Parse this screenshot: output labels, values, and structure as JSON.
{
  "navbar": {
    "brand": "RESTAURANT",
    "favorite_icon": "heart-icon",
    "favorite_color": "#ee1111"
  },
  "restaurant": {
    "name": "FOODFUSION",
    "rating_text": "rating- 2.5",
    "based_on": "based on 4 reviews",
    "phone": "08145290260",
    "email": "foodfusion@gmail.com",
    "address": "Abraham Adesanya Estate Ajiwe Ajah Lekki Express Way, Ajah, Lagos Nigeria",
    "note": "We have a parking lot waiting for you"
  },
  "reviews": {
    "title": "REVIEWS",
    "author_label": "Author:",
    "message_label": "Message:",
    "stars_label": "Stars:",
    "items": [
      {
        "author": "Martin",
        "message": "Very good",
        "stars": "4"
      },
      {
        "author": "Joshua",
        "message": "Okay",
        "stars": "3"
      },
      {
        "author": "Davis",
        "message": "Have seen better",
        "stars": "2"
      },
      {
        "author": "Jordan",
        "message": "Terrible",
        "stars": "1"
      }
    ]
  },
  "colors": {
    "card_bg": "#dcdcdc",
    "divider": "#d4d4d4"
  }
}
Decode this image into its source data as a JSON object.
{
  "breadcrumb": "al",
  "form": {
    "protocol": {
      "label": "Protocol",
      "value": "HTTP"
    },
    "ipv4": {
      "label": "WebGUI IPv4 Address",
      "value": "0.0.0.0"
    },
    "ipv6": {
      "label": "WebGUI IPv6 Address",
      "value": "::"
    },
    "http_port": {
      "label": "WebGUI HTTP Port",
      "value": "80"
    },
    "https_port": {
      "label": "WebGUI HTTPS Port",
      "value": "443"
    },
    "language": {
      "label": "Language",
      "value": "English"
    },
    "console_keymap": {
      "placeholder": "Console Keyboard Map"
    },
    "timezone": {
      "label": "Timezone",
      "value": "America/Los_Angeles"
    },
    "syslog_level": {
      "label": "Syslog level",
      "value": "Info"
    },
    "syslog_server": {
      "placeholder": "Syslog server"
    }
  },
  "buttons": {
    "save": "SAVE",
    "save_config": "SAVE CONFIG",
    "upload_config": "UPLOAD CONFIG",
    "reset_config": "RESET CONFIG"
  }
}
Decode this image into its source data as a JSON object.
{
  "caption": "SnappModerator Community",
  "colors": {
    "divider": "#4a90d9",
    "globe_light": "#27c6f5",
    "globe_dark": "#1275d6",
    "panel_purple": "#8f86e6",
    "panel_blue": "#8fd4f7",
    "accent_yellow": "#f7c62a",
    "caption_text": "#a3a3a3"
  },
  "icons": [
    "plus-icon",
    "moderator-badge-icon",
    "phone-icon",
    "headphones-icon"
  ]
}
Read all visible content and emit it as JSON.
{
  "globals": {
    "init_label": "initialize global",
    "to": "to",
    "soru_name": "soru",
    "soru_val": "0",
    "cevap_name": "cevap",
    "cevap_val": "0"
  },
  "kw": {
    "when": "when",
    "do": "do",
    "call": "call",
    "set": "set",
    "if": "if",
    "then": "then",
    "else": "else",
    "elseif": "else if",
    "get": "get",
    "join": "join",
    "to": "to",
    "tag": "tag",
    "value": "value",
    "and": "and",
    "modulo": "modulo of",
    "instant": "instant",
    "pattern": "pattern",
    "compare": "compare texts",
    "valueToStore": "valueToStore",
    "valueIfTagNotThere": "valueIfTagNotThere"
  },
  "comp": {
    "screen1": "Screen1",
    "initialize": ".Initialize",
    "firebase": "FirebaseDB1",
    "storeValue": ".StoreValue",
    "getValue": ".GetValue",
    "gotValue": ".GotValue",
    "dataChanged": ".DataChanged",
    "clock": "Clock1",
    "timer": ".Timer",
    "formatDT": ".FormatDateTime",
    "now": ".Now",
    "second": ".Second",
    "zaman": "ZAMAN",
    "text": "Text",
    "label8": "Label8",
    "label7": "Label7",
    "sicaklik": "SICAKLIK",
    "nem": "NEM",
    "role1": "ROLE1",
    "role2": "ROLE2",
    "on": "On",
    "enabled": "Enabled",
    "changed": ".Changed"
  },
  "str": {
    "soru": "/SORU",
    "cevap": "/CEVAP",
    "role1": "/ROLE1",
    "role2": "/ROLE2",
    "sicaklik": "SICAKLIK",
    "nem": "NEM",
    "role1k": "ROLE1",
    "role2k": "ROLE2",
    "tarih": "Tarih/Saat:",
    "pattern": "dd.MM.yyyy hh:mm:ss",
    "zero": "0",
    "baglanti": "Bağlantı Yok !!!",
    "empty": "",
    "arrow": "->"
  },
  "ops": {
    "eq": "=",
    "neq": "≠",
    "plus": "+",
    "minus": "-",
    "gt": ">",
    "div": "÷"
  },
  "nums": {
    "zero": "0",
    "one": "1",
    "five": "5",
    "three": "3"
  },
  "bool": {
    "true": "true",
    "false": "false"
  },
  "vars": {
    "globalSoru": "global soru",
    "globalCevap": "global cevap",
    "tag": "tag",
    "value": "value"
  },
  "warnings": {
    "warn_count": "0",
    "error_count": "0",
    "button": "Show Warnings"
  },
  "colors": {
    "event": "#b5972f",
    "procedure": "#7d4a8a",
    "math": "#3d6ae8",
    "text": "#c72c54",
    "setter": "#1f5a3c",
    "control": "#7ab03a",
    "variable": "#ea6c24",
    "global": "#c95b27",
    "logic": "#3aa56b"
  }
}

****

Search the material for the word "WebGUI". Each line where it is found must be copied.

▶ RESPONSE BELOW:
      "label": "WebGUI IPv4 Address",
      "label": "WebGUI IPv6 Address",
      "label": "WebGUI HTTP Port",
      "label": "WebGUI HTTPS Port",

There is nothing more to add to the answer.